It’s early days in this conflict. Russian pressure on Ukraine will increase, even as its military resorts to tried and true tactics of destruction. In the meantime, there are some conclusions that may be drawn for Australia.

First, cyber is a classic ‘grey zone’ tool: it is ambiguous and potentially valuable for intelligence, developing influence, seeding uncertainty and shaping the information environment for the first few days of a conflict. We should be as sceptical of reliance on cyber for substantive outcomes as we are of claims of a cyber Pearl Harbor.

Second, nation-states don’t have a monopoly over the use of cyber. Some hacktivist and criminal groups are taking sides in the current conflict. Others—including nation-states—will seek to exploit both the distraction of agencies and the disruption of conflict. Cyber defence is getting harder and commercial companies and researchers often take point. All this activity is muddying the information environment, making signalling harder and increasing the prospect of miscalculation.

Third, the role of technology companies is increasingly important. Governments no longer have such assets under their direct control and yet are critically dependent on them. It’s not simply content. The withdrawal of major tech companies will give Russia increased impetus to develop sovereign capability. We can expect China and other authoritarian states to increase their control over tech companies, and even Western governments will give pause to consider their dependence.

Fourth, the importance of communities outside formal institutions. As Peter Singer has noted, the Ukrainians have provided something of masterclass in strategic communications and activities, from formally applying for EU membership to videos of grandmothers offering sunflower seeds to Russian soldiers. Normal government approaches aren’t well suited to the irreverence and spontaneity of a fast-moving social media environment.

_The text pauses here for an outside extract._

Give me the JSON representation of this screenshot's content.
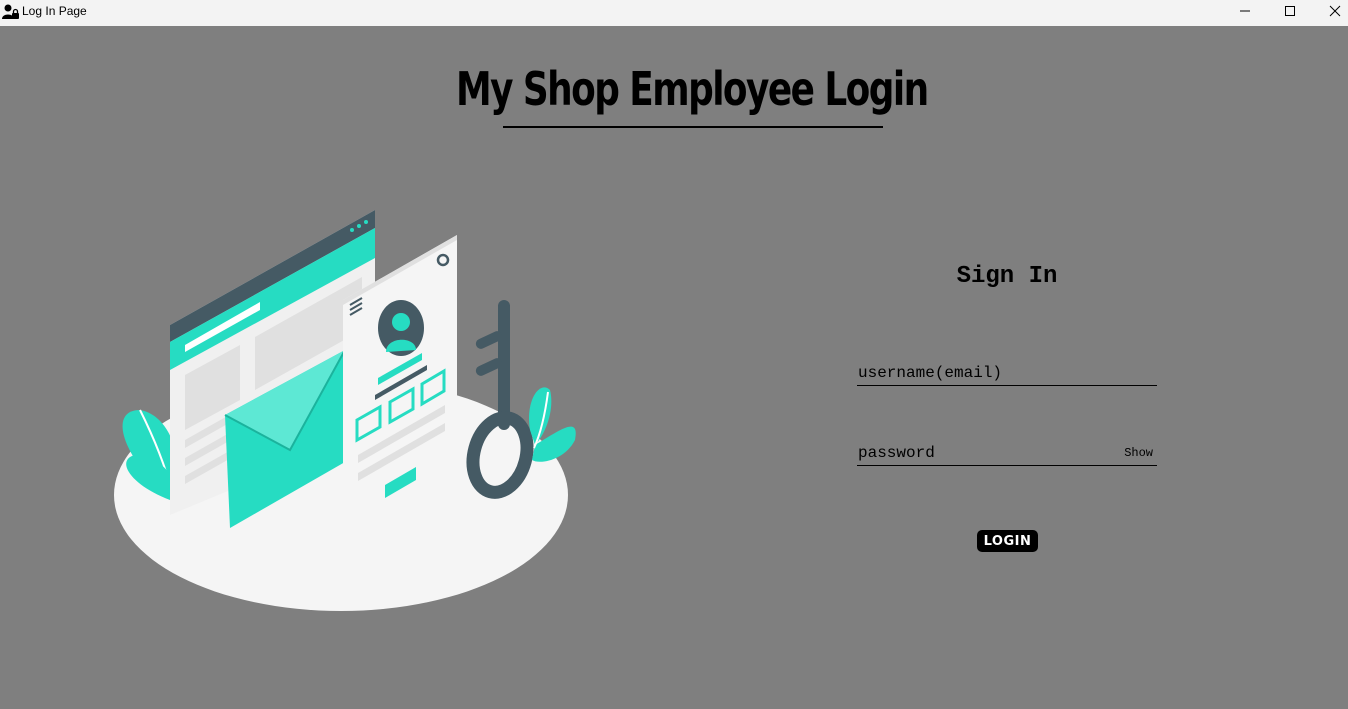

Fifth, Australia’s formal institutions need to show coordination, imagination, active engagement and transparency—much as the UK and US governments demonstrated with the release of intelligence analysis. In a competition with closed, authoritarian states, transparency, adherence to democratic values and support of human rights and liberties offer the best counter.

Despite the tragedy unfolding in Ukraine, we should not forget that the main game remains China; the one clear beneficiary of the invasion is the Chinese Communist Party. We should take care to understand the nature of cyber and information warfare in this conflict, not least to better prepare ourselves for increased pressure in the grey zone.